● PROBLEM TO SOLVE
Wherever a picture appears in the listing below, leave it out and reproduce the rest exactly.
---
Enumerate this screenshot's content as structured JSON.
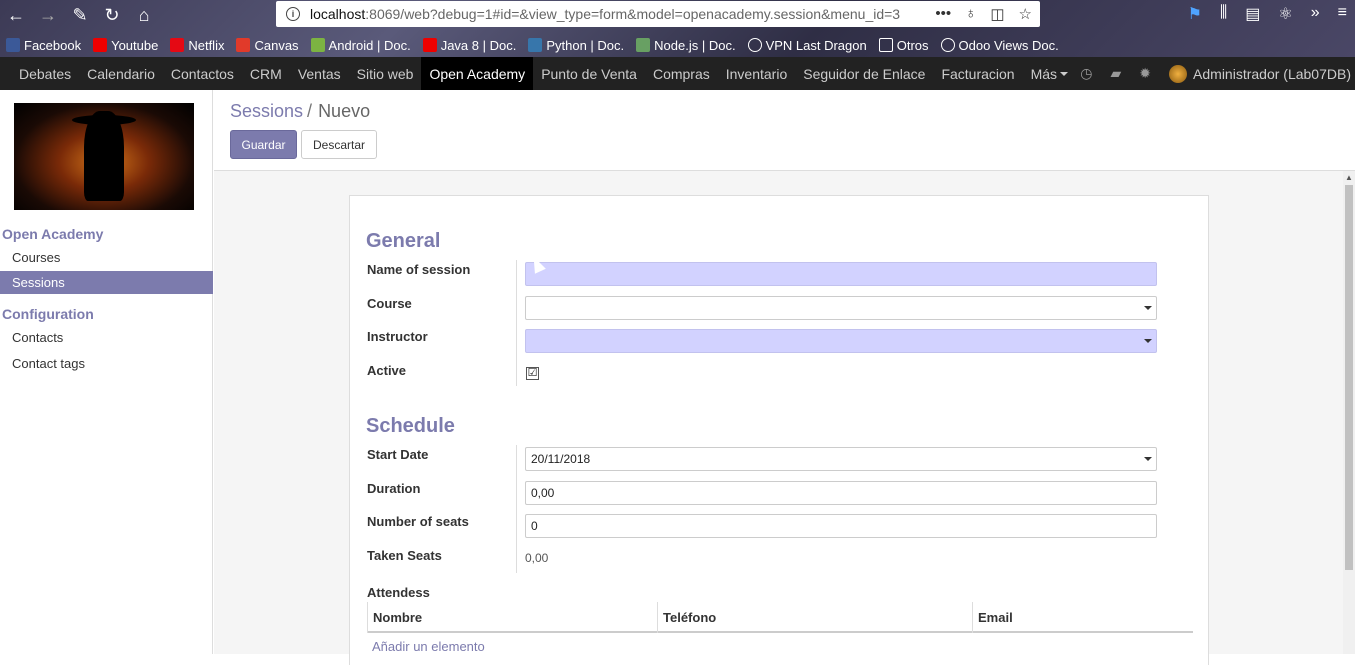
{
  "browser": {
    "url_host": "localhost",
    "url_rest": ":8069/web?debug=1#id=&view_type=form&model=openacademy.session&menu_id=3",
    "bookmarks": [
      {
        "label": "Facebook",
        "icon": "facebook-icon",
        "color": "#3b5998"
      },
      {
        "label": "Youtube",
        "icon": "youtube-icon",
        "color": "#e00"
      },
      {
        "label": "Netflix",
        "icon": "netflix-icon",
        "color": "#e50914"
      },
      {
        "label": "Canvas",
        "icon": "canvas-icon",
        "color": "#e13a2a"
      },
      {
        "label": "Android | Doc.",
        "icon": "android-icon",
        "color": "#7cb342"
      },
      {
        "label": "Java 8 | Doc.",
        "icon": "java-icon",
        "color": "#e00"
      },
      {
        "label": "Python | Doc.",
        "icon": "python-icon",
        "color": "#3776ab"
      },
      {
        "label": "Node.js |  Doc.",
        "icon": "nodejs-icon",
        "color": "#68a063"
      },
      {
        "label": "VPN Last Dragon",
        "icon": "globe-icon",
        "color": "#ffffff"
      },
      {
        "label": "Otros",
        "icon": "folder-icon",
        "color": "#ffffff"
      },
      {
        "label": "Odoo Views Doc.",
        "icon": "globe-icon",
        "color": "#ffffff"
      }
    ]
  },
  "appnav": {
    "items": [
      "Debates",
      "Calendario",
      "Contactos",
      "CRM",
      "Ventas",
      "Sitio web",
      "Open Academy",
      "Punto de Venta",
      "Compras",
      "Inventario",
      "Seguidor de Enlace",
      "Facturacion",
      "Más"
    ],
    "active_index": 6,
    "user": "Administrador (Lab07DB)"
  },
  "sidebar": {
    "sections": [
      {
        "title": "Open Academy",
        "items": [
          "Courses",
          "Sessions"
        ]
      },
      {
        "title": "Configuration",
        "items": [
          "Contacts",
          "Contact tags"
        ]
      }
    ],
    "active_item": "Sessions"
  },
  "breadcrumb": {
    "parent": "Sessions",
    "separator": "/",
    "current": "Nuevo"
  },
  "buttons": {
    "save": "Guardar",
    "discard": "Descartar"
  },
  "form": {
    "general_title": "General",
    "schedule_title": "Schedule",
    "fields": {
      "name_label": "Name of session",
      "name_value": "",
      "course_label": "Course",
      "course_value": "",
      "instructor_label": "Instructor",
      "instructor_value": "",
      "active_label": "Active",
      "active_value": "☑",
      "start_label": "Start Date",
      "start_value": "20/11/2018",
      "duration_label": "Duration",
      "duration_value": "0,00",
      "seats_label": "Number of seats",
      "seats_value": "0",
      "taken_label": "Taken Seats",
      "taken_value": "0,00"
    },
    "attendees_label": "Attendess",
    "attendees_columns": [
      "Nombre",
      "Teléfono",
      "Email"
    ],
    "add_line": "Añadir un elemento"
  },
  "colors": {
    "accent": "#7c7bad",
    "required_bg": "#d2d2ff",
    "nav_bg": "#222222"
  }
}
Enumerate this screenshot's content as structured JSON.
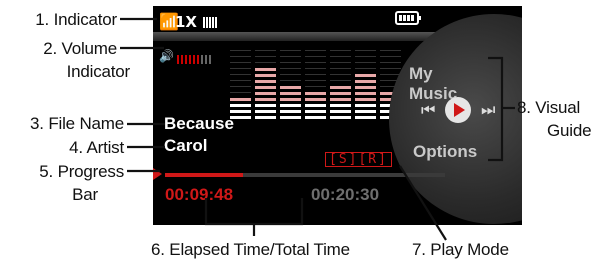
{
  "callouts": {
    "c1": "1. Indicator",
    "c2a": "2. Volume",
    "c2b": "Indicator",
    "c3": "3. File Name",
    "c4": "4. Artist",
    "c5a": "5. Progress",
    "c5b": "Bar",
    "c6": "6. Elapsed Time/Total Time",
    "c7": "7. Play Mode",
    "c8a": "8. Visual",
    "c8b": "Guide"
  },
  "status": {
    "network": "1X",
    "signal_icon": "antenna-icon",
    "battery_icon": "battery-icon"
  },
  "volume": {
    "level": 6,
    "max": 9
  },
  "equalizer": {
    "column_levels": [
      4,
      9,
      6,
      5,
      6,
      8,
      5
    ]
  },
  "track": {
    "title": "Because",
    "artist": "Carol"
  },
  "play_mode": "[S][R]",
  "progress": {
    "fraction": 0.28
  },
  "time": {
    "elapsed": "00:09:48",
    "total": "00:20:30"
  },
  "controls": {
    "my_music": "My Music",
    "options": "Options",
    "prev_icon": "skip-back-icon",
    "play_icon": "play-icon",
    "next_icon": "skip-forward-icon"
  },
  "colors": {
    "accent": "#d01818",
    "eq_active": "#e8a8a8",
    "eq_idle": "#ffffff"
  }
}
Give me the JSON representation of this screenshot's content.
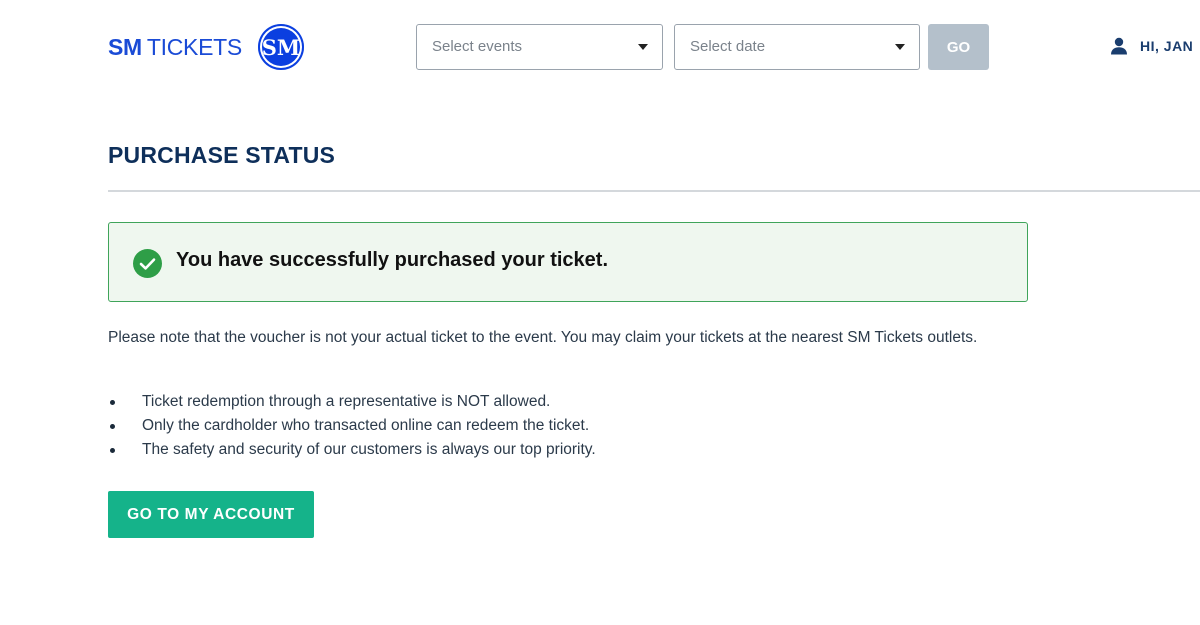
{
  "header": {
    "logo": {
      "primary": "SM",
      "secondary": "TICKETS",
      "badge_text": "SM",
      "color": "#1a4bd6",
      "badge_color": "#0b3fe0"
    },
    "events_select": {
      "placeholder": "Select events"
    },
    "date_select": {
      "placeholder": "Select date"
    },
    "go_label": "GO",
    "user": {
      "icon": "user-icon",
      "greeting": "HI, JAN"
    }
  },
  "main": {
    "title": "PURCHASE STATUS",
    "success": {
      "icon": "check-circle-icon",
      "message": "You have successfully purchased your ticket.",
      "accent": "#2e9e47"
    },
    "note": "Please note that the voucher is not your actual ticket to the event. You may claim your tickets at the nearest SM Tickets outlets.",
    "bullets": [
      "Ticket redemption through a representative is NOT allowed.",
      "Only the cardholder who transacted online can redeem the ticket.",
      "The safety and security of our customers is always our top priority."
    ],
    "account_button": {
      "label": "GO TO MY ACCOUNT",
      "color": "#15b38a"
    }
  }
}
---
● RESULT OF THIS TASK
Enumerate this screenshot's content as structured JSON.
{
  "browser": {
    "url_host": "localhost",
    "url_rest": ":8069/web?debug=1#id=&view_type=form&model=openacademy.session&menu_id=3",
    "bookmarks": [
      {
        "label": "Facebook",
        "icon": "facebook-icon",
        "color": "#3b5998"
      },
      {
        "label": "Youtube",
        "icon": "youtube-icon",
        "color": "#e00"
      },
      {
        "label": "Netflix",
        "icon": "netflix-icon",
        "color": "#e50914"
      },
      {
        "label": "Canvas",
        "icon": "canvas-icon",
        "color": "#e13a2a"
      },
      {
        "label": "Android | Doc.",
        "icon": "android-icon",
        "color": "#7cb342"
      },
      {
        "label": "Java 8 | Doc.",
        "icon": "java-icon",
        "color": "#e00"
      },
      {
        "label": "Python | Doc.",
        "icon": "python-icon",
        "color": "#3776ab"
      },
      {
        "label": "Node.js |  Doc.",
        "icon": "nodejs-icon",
        "color": "#68a063"
      },
      {
        "label": "VPN Last Dragon",
        "icon": "globe-icon",
        "color": "#ffffff"
      },
      {
        "label": "Otros",
        "icon": "folder-icon",
        "color": "#ffffff"
      },
      {
        "label": "Odoo Views Doc.",
        "icon": "globe-icon",
        "color": "#ffffff"
      }
    ]
  },
  "appnav": {
    "items": [
      "Debates",
      "Calendario",
      "Contactos",
      "CRM",
      "Ventas",
      "Sitio web",
      "Open Academy",
      "Punto de Venta",
      "Compras",
      "Inventario",
      "Seguidor de Enlace",
      "Facturacion",
      "Más"
    ],
    "active_index": 6,
    "user": "Administrador (Lab07DB)"
  },
  "sidebar": {
    "sections": [
      {
        "title": "Open Academy",
        "items": [
          "Courses",
          "Sessions"
        ]
      },
      {
        "title": "Configuration",
        "items": [
          "Contacts",
          "Contact tags"
        ]
      }
    ],
    "active_item": "Sessions"
  },
  "breadcrumb": {
    "parent": "Sessions",
    "separator": "/",
    "current": "Nuevo"
  },
  "buttons": {
    "save": "Guardar",
    "discard": "Descartar"
  },
  "form": {
    "general_title": "General",
    "schedule_title": "Schedule",
    "fields": {
      "name_label": "Name of session",
      "name_value": "",
      "course_label": "Course",
      "course_value": "",
      "instructor_label": "Instructor",
      "instructor_value": "",
      "active_label": "Active",
      "active_value": "☑",
      "start_label": "Start Date",
      "start_value": "20/11/2018",
      "duration_label": "Duration",
      "duration_value": "0,00",
      "seats_label": "Number of seats",
      "seats_value": "0",
      "taken_label": "Taken Seats",
      "taken_value": "0,00"
    },
    "attendees_label": "Attendess",
    "attendees_columns": [
      "Nombre",
      "Teléfono",
      "Email"
    ],
    "add_line": "Añadir un elemento"
  },
  "colors": {
    "accent": "#7c7bad",
    "required_bg": "#d2d2ff",
    "nav_bg": "#222222"
  }
}
Enumerate this screenshot's content as structured JSON.
{
  "callouts": {
    "c1": "1. Indicator",
    "c2a": "2. Volume",
    "c2b": "Indicator",
    "c3": "3. File Name",
    "c4": "4. Artist",
    "c5a": "5. Progress",
    "c5b": "Bar",
    "c6": "6. Elapsed Time/Total Time",
    "c7": "7. Play Mode",
    "c8a": "8. Visual",
    "c8b": "Guide"
  },
  "status": {
    "network": "1X",
    "signal_icon": "antenna-icon",
    "battery_icon": "battery-icon"
  },
  "volume": {
    "level": 6,
    "max": 9
  },
  "equalizer": {
    "column_levels": [
      4,
      9,
      6,
      5,
      6,
      8,
      5
    ]
  },
  "track": {
    "title": "Because",
    "artist": "Carol"
  },
  "play_mode": "[S][R]",
  "progress": {
    "fraction": 0.28
  },
  "time": {
    "elapsed": "00:09:48",
    "total": "00:20:30"
  },
  "controls": {
    "my_music": "My Music",
    "options": "Options",
    "prev_icon": "skip-back-icon",
    "play_icon": "play-icon",
    "next_icon": "skip-forward-icon"
  },
  "colors": {
    "accent": "#d01818",
    "eq_active": "#e8a8a8",
    "eq_idle": "#ffffff"
  }
}
Give me the JSON representation of this screenshot's content.
{
  "header": {
    "logo": {
      "primary": "SM",
      "secondary": "TICKETS",
      "badge_text": "SM",
      "color": "#1a4bd6",
      "badge_color": "#0b3fe0"
    },
    "events_select": {
      "placeholder": "Select events"
    },
    "date_select": {
      "placeholder": "Select date"
    },
    "go_label": "GO",
    "user": {
      "icon": "user-icon",
      "greeting": "HI, JAN"
    }
  },
  "main": {
    "title": "PURCHASE STATUS",
    "success": {
      "icon": "check-circle-icon",
      "message": "You have successfully purchased your ticket.",
      "accent": "#2e9e47"
    },
    "note": "Please note that the voucher is not your actual ticket to the event. You may claim your tickets at the nearest SM Tickets outlets.",
    "bullets": [
      "Ticket redemption through a representative is NOT allowed.",
      "Only the cardholder who transacted online can redeem the ticket.",
      "The safety and security of our customers is always our top priority."
    ],
    "account_button": {
      "label": "GO TO MY ACCOUNT",
      "color": "#15b38a"
    }
  }
}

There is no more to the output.